◆ **WHAT IS BEING ASKED**
Count how many lines in the following data hold the word "install". Your answer is the number and nothing else.

◆ **EXERCISE INPUT**

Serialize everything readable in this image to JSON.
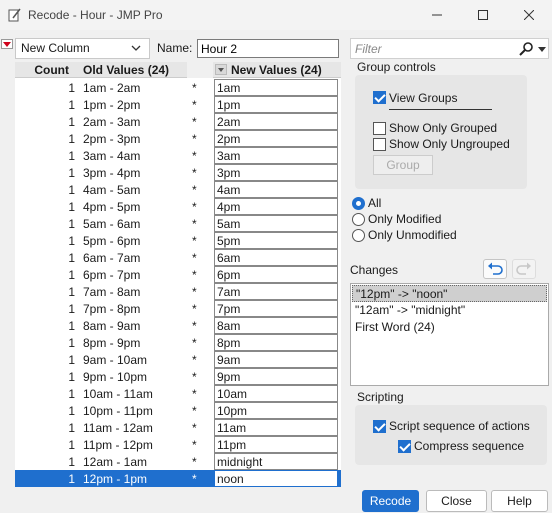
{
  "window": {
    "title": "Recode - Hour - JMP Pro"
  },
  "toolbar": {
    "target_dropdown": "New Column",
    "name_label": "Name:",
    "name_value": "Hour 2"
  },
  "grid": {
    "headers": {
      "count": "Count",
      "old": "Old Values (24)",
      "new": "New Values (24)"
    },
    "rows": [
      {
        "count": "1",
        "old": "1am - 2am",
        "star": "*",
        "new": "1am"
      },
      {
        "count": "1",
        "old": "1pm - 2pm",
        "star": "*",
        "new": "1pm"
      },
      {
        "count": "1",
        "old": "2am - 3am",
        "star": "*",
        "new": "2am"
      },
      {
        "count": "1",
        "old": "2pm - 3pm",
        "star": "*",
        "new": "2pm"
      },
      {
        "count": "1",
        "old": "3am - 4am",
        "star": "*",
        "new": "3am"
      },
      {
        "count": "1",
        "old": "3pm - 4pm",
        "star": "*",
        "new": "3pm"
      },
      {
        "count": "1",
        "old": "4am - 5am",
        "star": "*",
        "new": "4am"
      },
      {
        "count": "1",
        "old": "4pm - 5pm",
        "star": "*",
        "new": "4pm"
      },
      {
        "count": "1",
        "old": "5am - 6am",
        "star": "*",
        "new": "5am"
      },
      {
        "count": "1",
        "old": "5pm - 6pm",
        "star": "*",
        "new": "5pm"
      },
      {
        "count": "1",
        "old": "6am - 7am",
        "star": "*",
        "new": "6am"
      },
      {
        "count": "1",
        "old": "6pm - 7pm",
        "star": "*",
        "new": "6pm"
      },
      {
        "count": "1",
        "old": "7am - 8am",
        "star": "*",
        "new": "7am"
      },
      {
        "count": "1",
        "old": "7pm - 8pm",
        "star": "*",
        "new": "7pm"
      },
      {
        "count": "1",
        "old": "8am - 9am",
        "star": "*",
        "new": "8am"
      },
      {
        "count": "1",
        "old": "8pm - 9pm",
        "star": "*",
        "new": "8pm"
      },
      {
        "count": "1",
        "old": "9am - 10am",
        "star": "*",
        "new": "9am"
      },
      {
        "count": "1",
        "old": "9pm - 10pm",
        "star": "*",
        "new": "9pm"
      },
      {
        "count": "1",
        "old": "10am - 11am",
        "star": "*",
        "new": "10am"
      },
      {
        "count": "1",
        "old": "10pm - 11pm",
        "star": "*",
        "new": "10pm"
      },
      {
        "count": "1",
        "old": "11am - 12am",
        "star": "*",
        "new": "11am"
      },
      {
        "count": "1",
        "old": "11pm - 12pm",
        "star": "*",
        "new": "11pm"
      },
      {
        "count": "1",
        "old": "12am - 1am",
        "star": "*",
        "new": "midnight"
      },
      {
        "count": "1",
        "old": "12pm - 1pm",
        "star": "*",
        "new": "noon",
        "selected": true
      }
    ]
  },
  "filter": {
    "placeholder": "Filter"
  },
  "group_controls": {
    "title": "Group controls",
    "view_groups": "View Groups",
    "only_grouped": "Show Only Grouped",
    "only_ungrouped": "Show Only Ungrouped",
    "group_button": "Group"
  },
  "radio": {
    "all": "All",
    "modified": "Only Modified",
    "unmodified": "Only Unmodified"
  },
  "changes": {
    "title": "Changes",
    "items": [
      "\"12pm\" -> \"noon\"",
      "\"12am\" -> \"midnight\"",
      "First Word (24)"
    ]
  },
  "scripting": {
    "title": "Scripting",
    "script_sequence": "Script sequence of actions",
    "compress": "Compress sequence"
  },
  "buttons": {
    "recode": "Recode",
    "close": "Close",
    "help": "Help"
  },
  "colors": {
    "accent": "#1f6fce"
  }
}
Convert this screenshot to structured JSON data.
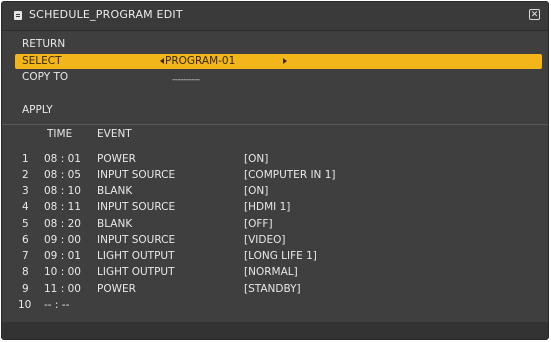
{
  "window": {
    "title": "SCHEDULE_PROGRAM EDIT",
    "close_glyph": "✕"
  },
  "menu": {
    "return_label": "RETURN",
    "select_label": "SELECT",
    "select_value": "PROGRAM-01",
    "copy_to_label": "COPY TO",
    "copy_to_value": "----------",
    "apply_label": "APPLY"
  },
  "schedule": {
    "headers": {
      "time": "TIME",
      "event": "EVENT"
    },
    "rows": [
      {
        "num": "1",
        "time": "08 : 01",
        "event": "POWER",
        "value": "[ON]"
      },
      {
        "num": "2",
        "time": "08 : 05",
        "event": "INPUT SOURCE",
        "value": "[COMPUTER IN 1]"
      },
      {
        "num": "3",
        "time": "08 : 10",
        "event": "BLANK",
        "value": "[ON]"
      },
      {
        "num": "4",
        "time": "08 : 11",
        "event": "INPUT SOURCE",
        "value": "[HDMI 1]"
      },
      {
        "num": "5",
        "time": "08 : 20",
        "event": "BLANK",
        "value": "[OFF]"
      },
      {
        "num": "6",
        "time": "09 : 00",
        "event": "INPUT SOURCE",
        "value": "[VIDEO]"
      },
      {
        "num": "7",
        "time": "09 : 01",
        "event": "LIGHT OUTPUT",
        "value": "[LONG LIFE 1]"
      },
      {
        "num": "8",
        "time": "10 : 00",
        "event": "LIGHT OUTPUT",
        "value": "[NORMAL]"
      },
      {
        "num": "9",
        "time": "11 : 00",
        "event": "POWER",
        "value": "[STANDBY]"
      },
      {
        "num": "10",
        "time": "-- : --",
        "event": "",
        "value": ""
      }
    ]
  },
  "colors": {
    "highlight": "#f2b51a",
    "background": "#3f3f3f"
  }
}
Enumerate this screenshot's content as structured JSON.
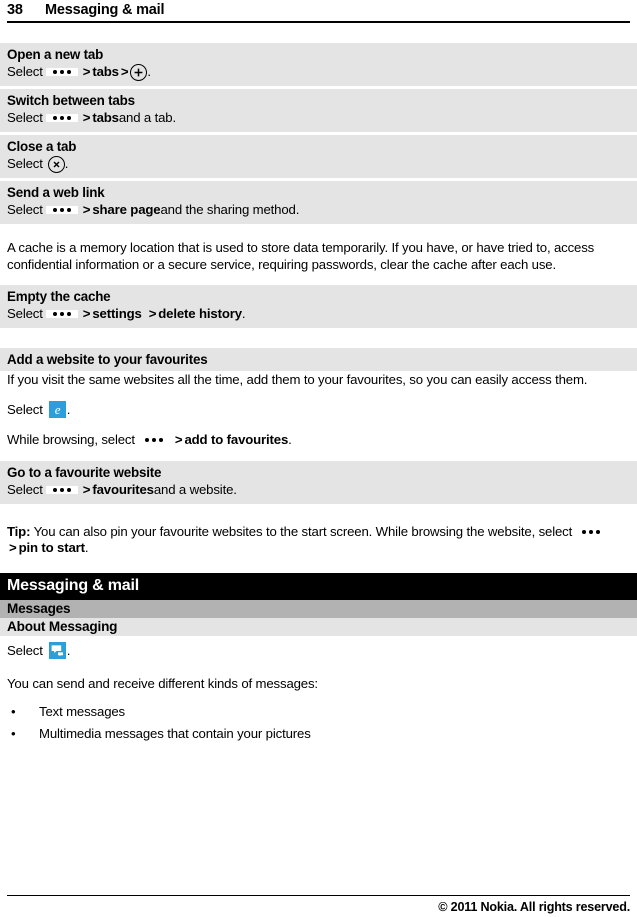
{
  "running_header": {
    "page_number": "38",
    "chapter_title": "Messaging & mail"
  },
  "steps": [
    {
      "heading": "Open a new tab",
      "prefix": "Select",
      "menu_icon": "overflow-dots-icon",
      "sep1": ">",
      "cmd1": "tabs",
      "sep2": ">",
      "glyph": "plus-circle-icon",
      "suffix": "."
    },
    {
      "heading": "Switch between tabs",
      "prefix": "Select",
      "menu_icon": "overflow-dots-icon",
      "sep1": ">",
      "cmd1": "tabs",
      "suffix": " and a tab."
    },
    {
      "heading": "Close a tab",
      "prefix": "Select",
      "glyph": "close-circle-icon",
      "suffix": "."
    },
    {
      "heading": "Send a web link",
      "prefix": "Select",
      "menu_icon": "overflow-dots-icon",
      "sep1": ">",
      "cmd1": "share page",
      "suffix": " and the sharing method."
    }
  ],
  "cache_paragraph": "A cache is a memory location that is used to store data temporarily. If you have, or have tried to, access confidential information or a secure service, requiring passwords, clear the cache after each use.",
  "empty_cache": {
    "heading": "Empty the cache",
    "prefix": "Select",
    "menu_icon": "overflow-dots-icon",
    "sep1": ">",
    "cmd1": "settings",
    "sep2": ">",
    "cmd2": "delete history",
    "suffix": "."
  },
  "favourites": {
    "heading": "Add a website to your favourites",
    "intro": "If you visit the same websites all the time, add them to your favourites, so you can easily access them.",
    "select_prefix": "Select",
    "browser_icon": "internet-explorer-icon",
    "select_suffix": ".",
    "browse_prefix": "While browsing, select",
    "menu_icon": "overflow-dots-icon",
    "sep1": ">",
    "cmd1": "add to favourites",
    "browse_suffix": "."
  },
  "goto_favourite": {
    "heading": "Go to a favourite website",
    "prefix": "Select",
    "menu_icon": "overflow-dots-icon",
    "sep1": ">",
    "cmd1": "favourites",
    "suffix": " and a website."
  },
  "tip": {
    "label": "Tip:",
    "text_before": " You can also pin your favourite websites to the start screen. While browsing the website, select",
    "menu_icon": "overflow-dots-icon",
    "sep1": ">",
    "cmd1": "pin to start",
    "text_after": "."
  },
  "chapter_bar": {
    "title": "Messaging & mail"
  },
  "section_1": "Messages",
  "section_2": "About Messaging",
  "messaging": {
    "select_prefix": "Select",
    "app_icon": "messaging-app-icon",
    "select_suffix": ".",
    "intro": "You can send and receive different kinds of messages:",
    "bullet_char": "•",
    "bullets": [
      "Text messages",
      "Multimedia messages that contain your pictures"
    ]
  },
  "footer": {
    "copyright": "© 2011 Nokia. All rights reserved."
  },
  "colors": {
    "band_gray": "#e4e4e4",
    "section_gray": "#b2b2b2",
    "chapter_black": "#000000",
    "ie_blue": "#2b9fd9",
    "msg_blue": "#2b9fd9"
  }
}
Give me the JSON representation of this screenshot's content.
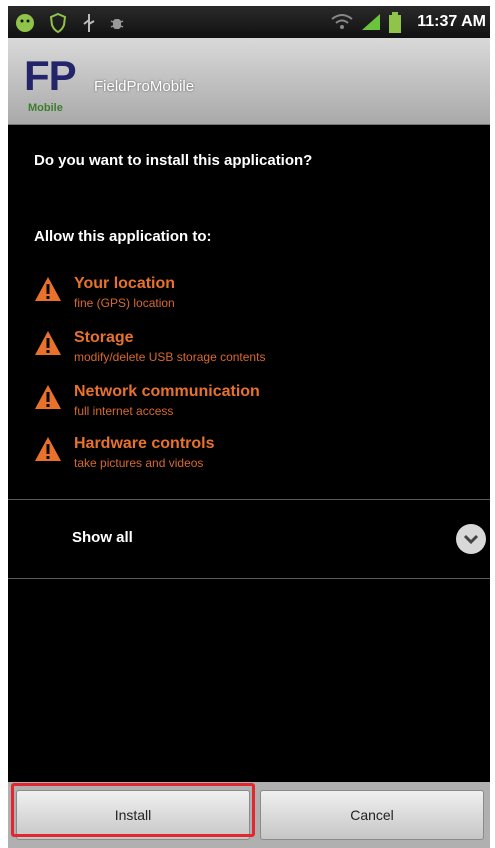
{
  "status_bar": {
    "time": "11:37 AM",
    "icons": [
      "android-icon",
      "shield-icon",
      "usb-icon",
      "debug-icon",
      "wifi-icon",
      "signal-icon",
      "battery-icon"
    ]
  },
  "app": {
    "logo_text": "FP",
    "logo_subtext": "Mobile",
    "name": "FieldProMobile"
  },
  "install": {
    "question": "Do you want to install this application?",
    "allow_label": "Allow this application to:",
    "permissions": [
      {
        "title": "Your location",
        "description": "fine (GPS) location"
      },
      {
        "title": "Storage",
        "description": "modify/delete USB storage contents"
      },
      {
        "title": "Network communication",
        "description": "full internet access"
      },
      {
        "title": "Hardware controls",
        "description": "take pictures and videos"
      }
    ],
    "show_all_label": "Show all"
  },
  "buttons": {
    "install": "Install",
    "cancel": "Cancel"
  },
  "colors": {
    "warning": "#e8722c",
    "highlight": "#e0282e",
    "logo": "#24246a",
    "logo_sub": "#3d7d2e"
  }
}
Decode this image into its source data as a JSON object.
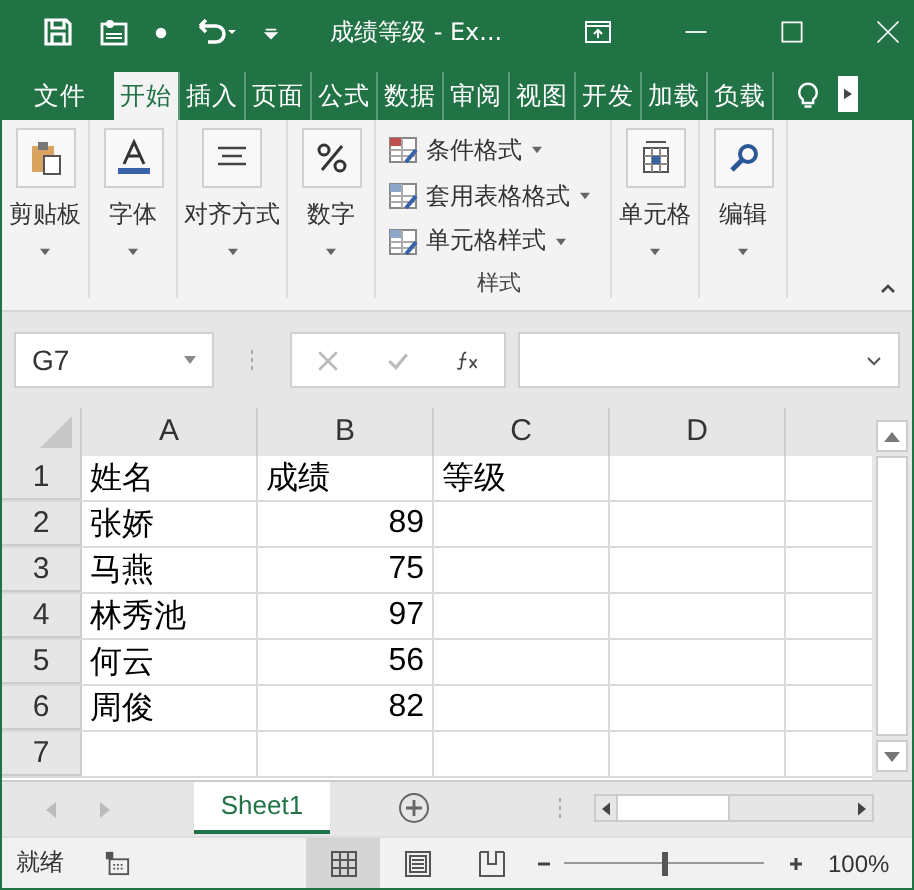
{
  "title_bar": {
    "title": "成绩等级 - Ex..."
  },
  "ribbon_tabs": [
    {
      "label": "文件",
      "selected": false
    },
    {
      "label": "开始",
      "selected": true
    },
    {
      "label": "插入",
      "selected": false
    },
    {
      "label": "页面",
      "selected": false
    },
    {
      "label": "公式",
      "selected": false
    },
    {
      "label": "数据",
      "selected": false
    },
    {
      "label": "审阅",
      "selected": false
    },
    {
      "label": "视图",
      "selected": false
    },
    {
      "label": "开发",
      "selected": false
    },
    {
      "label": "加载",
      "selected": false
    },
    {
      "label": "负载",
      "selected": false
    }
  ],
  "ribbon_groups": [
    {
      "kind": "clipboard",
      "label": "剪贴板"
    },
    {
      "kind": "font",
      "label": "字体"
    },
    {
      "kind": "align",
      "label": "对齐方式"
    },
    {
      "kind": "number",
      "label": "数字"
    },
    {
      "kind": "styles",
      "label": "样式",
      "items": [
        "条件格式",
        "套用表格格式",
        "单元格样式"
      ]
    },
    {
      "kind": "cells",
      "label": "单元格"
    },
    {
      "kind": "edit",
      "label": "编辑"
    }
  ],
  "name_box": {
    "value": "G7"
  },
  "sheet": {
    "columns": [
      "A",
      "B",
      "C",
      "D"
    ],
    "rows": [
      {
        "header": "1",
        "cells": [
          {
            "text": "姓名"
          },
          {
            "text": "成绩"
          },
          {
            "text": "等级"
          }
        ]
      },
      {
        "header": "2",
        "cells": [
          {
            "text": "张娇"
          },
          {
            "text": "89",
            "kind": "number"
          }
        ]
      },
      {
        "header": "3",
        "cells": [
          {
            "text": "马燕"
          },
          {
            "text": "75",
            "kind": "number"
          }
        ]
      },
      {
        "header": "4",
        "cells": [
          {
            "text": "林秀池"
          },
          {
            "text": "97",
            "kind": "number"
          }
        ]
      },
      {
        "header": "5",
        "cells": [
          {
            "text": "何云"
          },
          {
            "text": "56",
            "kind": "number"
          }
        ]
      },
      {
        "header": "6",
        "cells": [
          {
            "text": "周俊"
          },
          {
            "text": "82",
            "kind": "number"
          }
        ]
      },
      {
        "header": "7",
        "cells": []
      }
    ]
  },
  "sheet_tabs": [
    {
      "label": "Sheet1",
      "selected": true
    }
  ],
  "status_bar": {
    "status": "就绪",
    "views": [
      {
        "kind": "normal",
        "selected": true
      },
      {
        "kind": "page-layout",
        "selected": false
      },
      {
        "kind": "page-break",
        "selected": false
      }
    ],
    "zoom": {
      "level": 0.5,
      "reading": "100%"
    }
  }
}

◆ **EXPECTED ANSWER**
3